Are members of the female sex fit for political office and indeed is it religiously sanctioned in an Islamic state? Shah Abdul Halim engages in the usual obscure Hadith searching, and lo and behold comes up with an affirmative answer. Hasina and Khaleda will breathe easy.
Sabihuddin Ahmed on the dire consequences of climate change for Bangladesh.
Interesting leader in the Indie today:
The world’s top designers are showing their latest collections in New York this week, with couture pieces priced at thousands of dollars. But within weeks, cheaper versions of the same trends will be available in high street shops the length and breadth of Britain.

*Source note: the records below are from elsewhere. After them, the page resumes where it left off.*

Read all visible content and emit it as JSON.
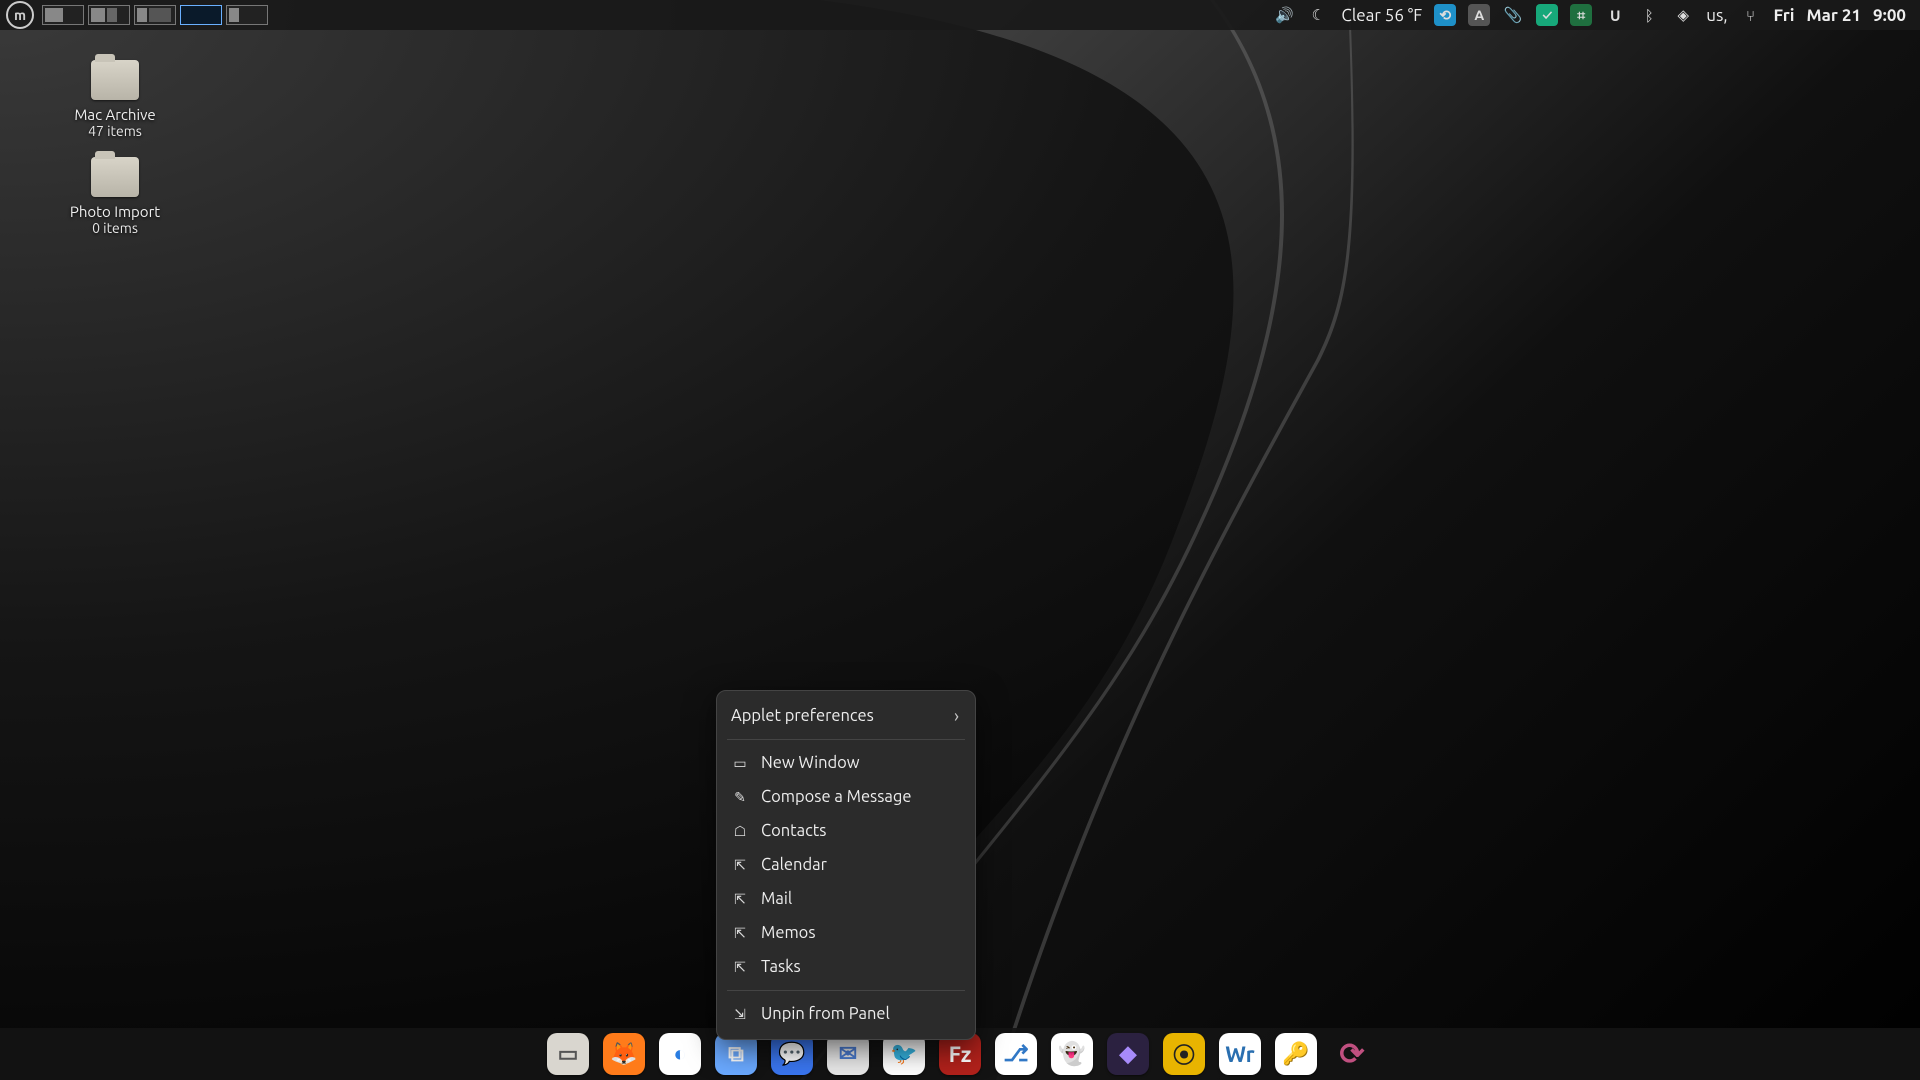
{
  "panel": {
    "weather": "Clear 56 °F",
    "keyboard_layout": "us,",
    "day": "Fri",
    "date": "Mar 21",
    "time": "9:00"
  },
  "desktop": {
    "icons": [
      {
        "name": "Mac Archive",
        "sub": "47 items"
      },
      {
        "name": "Photo Import",
        "sub": "0 items"
      }
    ]
  },
  "context_menu": {
    "header": "Applet preferences",
    "items": [
      "New Window",
      "Compose a Message",
      "Contacts",
      "Calendar",
      "Mail",
      "Memos",
      "Tasks"
    ],
    "footer": "Unpin from Panel"
  },
  "dock": {
    "apps": [
      {
        "name": "files",
        "bg": "#d9d6cf",
        "fg": "#555",
        "glyph": "▭"
      },
      {
        "name": "firefox",
        "bg": "#ff7b1a",
        "fg": "#fff",
        "glyph": "🦊"
      },
      {
        "name": "chromium",
        "bg": "#ffffff",
        "fg": "#2a7de1",
        "glyph": "◐"
      },
      {
        "name": "screenshot",
        "bg": "#6aa9ff",
        "fg": "#fff",
        "glyph": "⧉"
      },
      {
        "name": "signal",
        "bg": "#3a76f0",
        "fg": "#fff",
        "glyph": "💬"
      },
      {
        "name": "email",
        "bg": "#e9e9e9",
        "fg": "#4a7bd0",
        "glyph": "✉"
      },
      {
        "name": "thunderbird",
        "bg": "#ffffff",
        "fg": "#1f6fd0",
        "glyph": "🐦"
      },
      {
        "name": "filezilla",
        "bg": "#b1211b",
        "fg": "#fff",
        "glyph": "Fz"
      },
      {
        "name": "vscodium",
        "bg": "#ffffff",
        "fg": "#3178c6",
        "glyph": "⎇"
      },
      {
        "name": "ghostwriter",
        "bg": "#ffffff",
        "fg": "#222",
        "glyph": "👻"
      },
      {
        "name": "obsidian",
        "bg": "#2b2140",
        "fg": "#a78bfa",
        "glyph": "◆"
      },
      {
        "name": "rhythmbox",
        "bg": "#e8b400",
        "fg": "#222",
        "glyph": "⦿"
      },
      {
        "name": "writer",
        "bg": "#ffffff",
        "fg": "#2a6fb0",
        "glyph": "Wr"
      },
      {
        "name": "keepass",
        "bg": "#ffffff",
        "fg": "#2e8b2e",
        "glyph": "🔑"
      },
      {
        "name": "sync",
        "bg": "transparent",
        "fg": "#c05080",
        "glyph": "⟳"
      }
    ]
  }
}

Never have the fashion-conscious had it so good, especially those who need to count their pennies.
Gap gets a good write up:
The new cut-price fashion stores should look to the example of Gap to see why, far from jeopardising their bottom line, it would be in their interest to look more closely at the conditions in which their “instant” fashion garments are produced. Although Gap had rocketed to global fame, it had become associated more with the scandal of sweatshops than with the celebrities who endorsed it. Sales fell, as a new generation of more ethically aware customers saw the Gap logo as a badge of shame rather than honour. So the company changed its policies. It pushed its suppliers to pay their workers a living, rather than just the legal minimum, wage. And it worked with, rather than against, trades unions on collective bargaining and factory inspections. Gap’s fortunes have now been revived - and the price of its clothes remains low. After all, the difference between the cost of labour - which is counted in a few pence - for a T-shirt that sells for Â£8, leaves a generous margin for adjusting workers’ pay and still plenty left over for the intermediaries.
The South African Truth and Reconciliation Commission was both problematic and inspirational. Its reverberations continue down the years. A couple of weeks ago an extraordinary act of repentance took place when the former hated law and order minister of the apartheid regime, Adrian Vlok, publicly washed the feet of a former liberation fighter - the Reverend Frank Chikane. Today I read that Vlok has encouraged other former apartheid security police agents to come forward and seek atonement.
What chance is there for a similar forum for reconciliation in Bangladesh? The splits of 1971 and 1975 are tradegies of national proportions but
they can be accommodated within a mature and functioning democracy. Without this the political forces in the country are unlikely to reach a durable and permanent solution to the problems affecting Bangladeshi democracy. Reconciliation is both a goal and a process. The process would reinforce the norms and institutions for peace and democracy and create mechanisms that can find a way out of the incredibly futile and violent nature of current politics in the country.
But in the meantime, enjoy the show.
Oh yes she does by over 75,000 when I tried. Try it yourself HERE.